Exercise brief: Which lines of the entries hold the string "scroll"? Copy each one.

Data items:

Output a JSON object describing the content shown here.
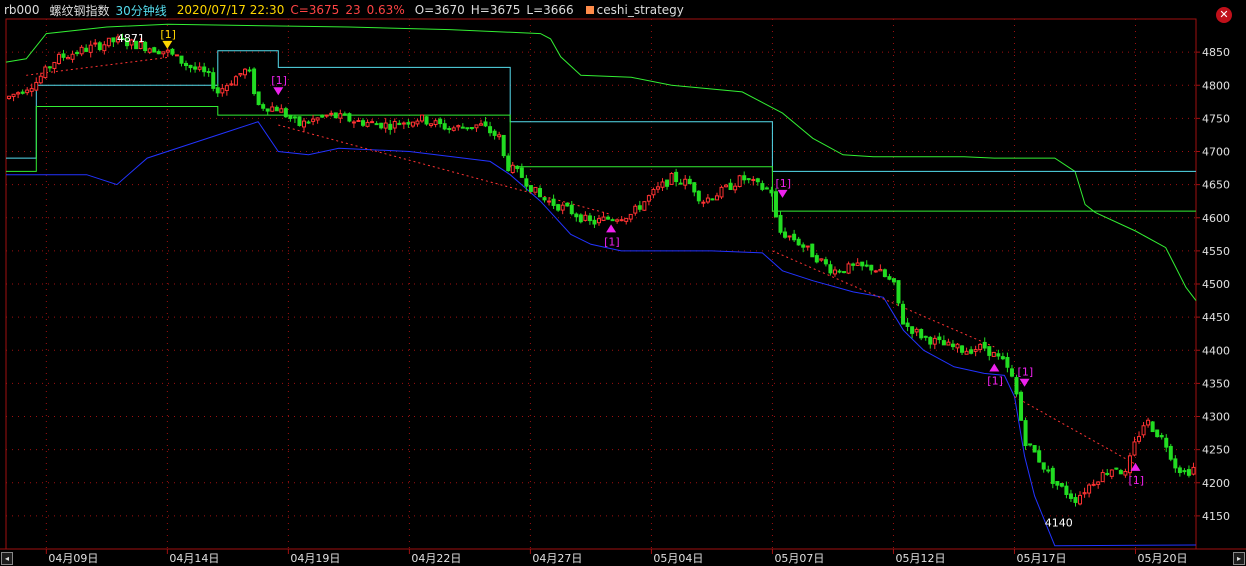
{
  "header": {
    "symbol": "rb000",
    "name": "螺纹钢指数",
    "period": "30分钟线",
    "datetime": "2020/07/17 22:30",
    "close": "C=3675",
    "change": "23",
    "change_pct": "0.63%",
    "open": "O=3670",
    "high": "H=3675",
    "low": "L=3666",
    "strategy": "ceshi_strategy"
  },
  "colors": {
    "up": "#ff3333",
    "down": "#22dd22",
    "upper_channel": "#33ee33",
    "mid_channel": "#55ddee",
    "lower_channel": "#2233ff",
    "signal": "#ee22ee",
    "trend": "#ff3333",
    "grid": "#a01010",
    "axis_text": "#e0e0e0",
    "header_cyan": "#55ddee",
    "header_yellow": "#ffd700",
    "header_red": "#ff4444"
  },
  "icons": {
    "close": "close-icon",
    "scroll_left": "scroll-left-icon",
    "scroll_right": "scroll-right-icon"
  },
  "chart_data": {
    "type": "candlestick",
    "ylim": [
      4100,
      4900
    ],
    "yticks": [
      4850,
      4800,
      4750,
      4700,
      4650,
      4600,
      4550,
      4500,
      4450,
      4400,
      4350,
      4300,
      4250,
      4200,
      4150
    ],
    "xlim": [
      0,
      118
    ],
    "xticks": [
      {
        "x": 4,
        "label": "04月09日"
      },
      {
        "x": 16,
        "label": "04月14日"
      },
      {
        "x": 28,
        "label": "04月19日"
      },
      {
        "x": 40,
        "label": "04月22日"
      },
      {
        "x": 52,
        "label": "04月27日"
      },
      {
        "x": 64,
        "label": "05月04日"
      },
      {
        "x": 76,
        "label": "05月07日"
      },
      {
        "x": 88,
        "label": "05月12日"
      },
      {
        "x": 100,
        "label": "05月17日"
      },
      {
        "x": 112,
        "label": "05月20日"
      }
    ],
    "close_path": [
      [
        0,
        4780
      ],
      [
        3,
        4805
      ],
      [
        5,
        4840
      ],
      [
        8,
        4855
      ],
      [
        11,
        4868
      ],
      [
        14,
        4858
      ],
      [
        16,
        4850
      ],
      [
        18,
        4830
      ],
      [
        20,
        4815
      ],
      [
        21,
        4790
      ],
      [
        23,
        4815
      ],
      [
        24,
        4825
      ],
      [
        25,
        4770
      ],
      [
        27,
        4765
      ],
      [
        29,
        4740
      ],
      [
        32,
        4755
      ],
      [
        35,
        4745
      ],
      [
        38,
        4740
      ],
      [
        41,
        4750
      ],
      [
        44,
        4735
      ],
      [
        47,
        4740
      ],
      [
        49,
        4720
      ],
      [
        49.5,
        4680
      ],
      [
        51,
        4665
      ],
      [
        53,
        4630
      ],
      [
        56,
        4610
      ],
      [
        58,
        4592
      ],
      [
        60,
        4600
      ],
      [
        62,
        4605
      ],
      [
        64,
        4635
      ],
      [
        66,
        4660
      ],
      [
        68,
        4650
      ],
      [
        69,
        4625
      ],
      [
        71,
        4640
      ],
      [
        73,
        4660
      ],
      [
        75,
        4645
      ],
      [
        76,
        4640
      ],
      [
        76.5,
        4580
      ],
      [
        78,
        4570
      ],
      [
        80,
        4545
      ],
      [
        82,
        4520
      ],
      [
        84,
        4525
      ],
      [
        86,
        4525
      ],
      [
        88,
        4500
      ],
      [
        89,
        4440
      ],
      [
        91,
        4420
      ],
      [
        93,
        4408
      ],
      [
        95,
        4400
      ],
      [
        97,
        4405
      ],
      [
        99,
        4380
      ],
      [
        100,
        4350
      ],
      [
        101,
        4265
      ],
      [
        102,
        4245
      ],
      [
        104,
        4200
      ],
      [
        106,
        4175
      ],
      [
        108,
        4205
      ],
      [
        110,
        4225
      ],
      [
        111,
        4212
      ],
      [
        112,
        4262
      ],
      [
        113,
        4295
      ],
      [
        115,
        4260
      ],
      [
        116,
        4225
      ],
      [
        117,
        4215
      ],
      [
        118,
        4225
      ]
    ],
    "candle_seed": 7,
    "upper_channel": [
      [
        0,
        4835
      ],
      [
        2,
        4840
      ],
      [
        4,
        4878
      ],
      [
        10,
        4888
      ],
      [
        16,
        4892
      ],
      [
        34,
        4888
      ],
      [
        44,
        4884
      ],
      [
        53,
        4878
      ],
      [
        54,
        4870
      ],
      [
        55,
        4843
      ],
      [
        57,
        4815
      ],
      [
        62,
        4812
      ],
      [
        66,
        4800
      ],
      [
        73,
        4790
      ],
      [
        77,
        4758
      ],
      [
        80,
        4720
      ],
      [
        83,
        4695
      ],
      [
        86,
        4692
      ],
      [
        95,
        4692
      ],
      [
        98,
        4690
      ],
      [
        104,
        4690
      ],
      [
        106,
        4670
      ],
      [
        107,
        4620
      ],
      [
        108,
        4608
      ],
      [
        112,
        4580
      ],
      [
        115,
        4555
      ],
      [
        116,
        4525
      ],
      [
        117,
        4495
      ],
      [
        118,
        4475
      ]
    ],
    "mid_channel": [
      [
        0,
        4690
      ],
      [
        0,
        4690
      ],
      [
        3,
        4690
      ],
      [
        3,
        4800
      ],
      [
        21,
        4800
      ],
      [
        21,
        4852
      ],
      [
        27,
        4852
      ],
      [
        27,
        4827
      ],
      [
        50,
        4827
      ],
      [
        50,
        4745
      ],
      [
        76,
        4745
      ],
      [
        76,
        4670
      ],
      [
        118,
        4670
      ]
    ],
    "mid_channel2": [
      [
        0,
        4670
      ],
      [
        3,
        4670
      ],
      [
        3,
        4768
      ],
      [
        21,
        4768
      ],
      [
        21,
        4755
      ],
      [
        50,
        4755
      ],
      [
        50,
        4677
      ],
      [
        76,
        4677
      ],
      [
        76,
        4610
      ],
      [
        118,
        4610
      ]
    ],
    "lower_channel": [
      [
        0,
        4665
      ],
      [
        8,
        4665
      ],
      [
        11,
        4650
      ],
      [
        14,
        4690
      ],
      [
        18,
        4710
      ],
      [
        22,
        4730
      ],
      [
        25,
        4745
      ],
      [
        27,
        4700
      ],
      [
        30,
        4695
      ],
      [
        33,
        4705
      ],
      [
        40,
        4700
      ],
      [
        48,
        4685
      ],
      [
        50,
        4665
      ],
      [
        53,
        4625
      ],
      [
        56,
        4575
      ],
      [
        58,
        4560
      ],
      [
        61,
        4550
      ],
      [
        70,
        4550
      ],
      [
        75,
        4547
      ],
      [
        77,
        4520
      ],
      [
        80,
        4505
      ],
      [
        84,
        4488
      ],
      [
        87,
        4480
      ],
      [
        89,
        4430
      ],
      [
        91,
        4400
      ],
      [
        94,
        4375
      ],
      [
        97,
        4365
      ],
      [
        99,
        4362
      ],
      [
        100,
        4330
      ],
      [
        101,
        4240
      ],
      [
        102,
        4180
      ],
      [
        104,
        4105
      ],
      [
        118,
        4106
      ]
    ],
    "trend_lines": [
      {
        "from": [
          2,
          4815
        ],
        "to": [
          16,
          4842
        ]
      },
      {
        "from": [
          27,
          4740
        ],
        "to": [
          60,
          4605
        ]
      },
      {
        "from": [
          76,
          4550
        ],
        "to": [
          98,
          4405
        ]
      },
      {
        "from": [
          100,
          4330
        ],
        "to": [
          112,
          4228
        ]
      }
    ],
    "signals": [
      {
        "x": 16,
        "y": 4855,
        "dir": "down",
        "label": "[1]",
        "color": "yellow"
      },
      {
        "x": 27,
        "y": 4785,
        "dir": "down",
        "label": "[1]",
        "color": "magenta"
      },
      {
        "x": 60,
        "y": 4590,
        "dir": "up",
        "label": "[1]",
        "color": "magenta"
      },
      {
        "x": 77,
        "y": 4630,
        "dir": "down",
        "label": "[1]",
        "color": "magenta"
      },
      {
        "x": 98,
        "y": 4380,
        "dir": "up",
        "label": "[1]",
        "color": "magenta"
      },
      {
        "x": 101,
        "y": 4345,
        "dir": "down",
        "label": "[1]",
        "color": "magenta"
      },
      {
        "x": 112,
        "y": 4230,
        "dir": "up",
        "label": "[1]",
        "color": "magenta"
      }
    ],
    "annotations": [
      {
        "x": 11,
        "y": 4871,
        "label": "4871"
      },
      {
        "x": 103,
        "y": 4140,
        "label": "4140"
      }
    ]
  }
}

Completed exercise:
    "scroll_left": "scroll-left-icon",
    "scroll_right": "scroll-right-icon"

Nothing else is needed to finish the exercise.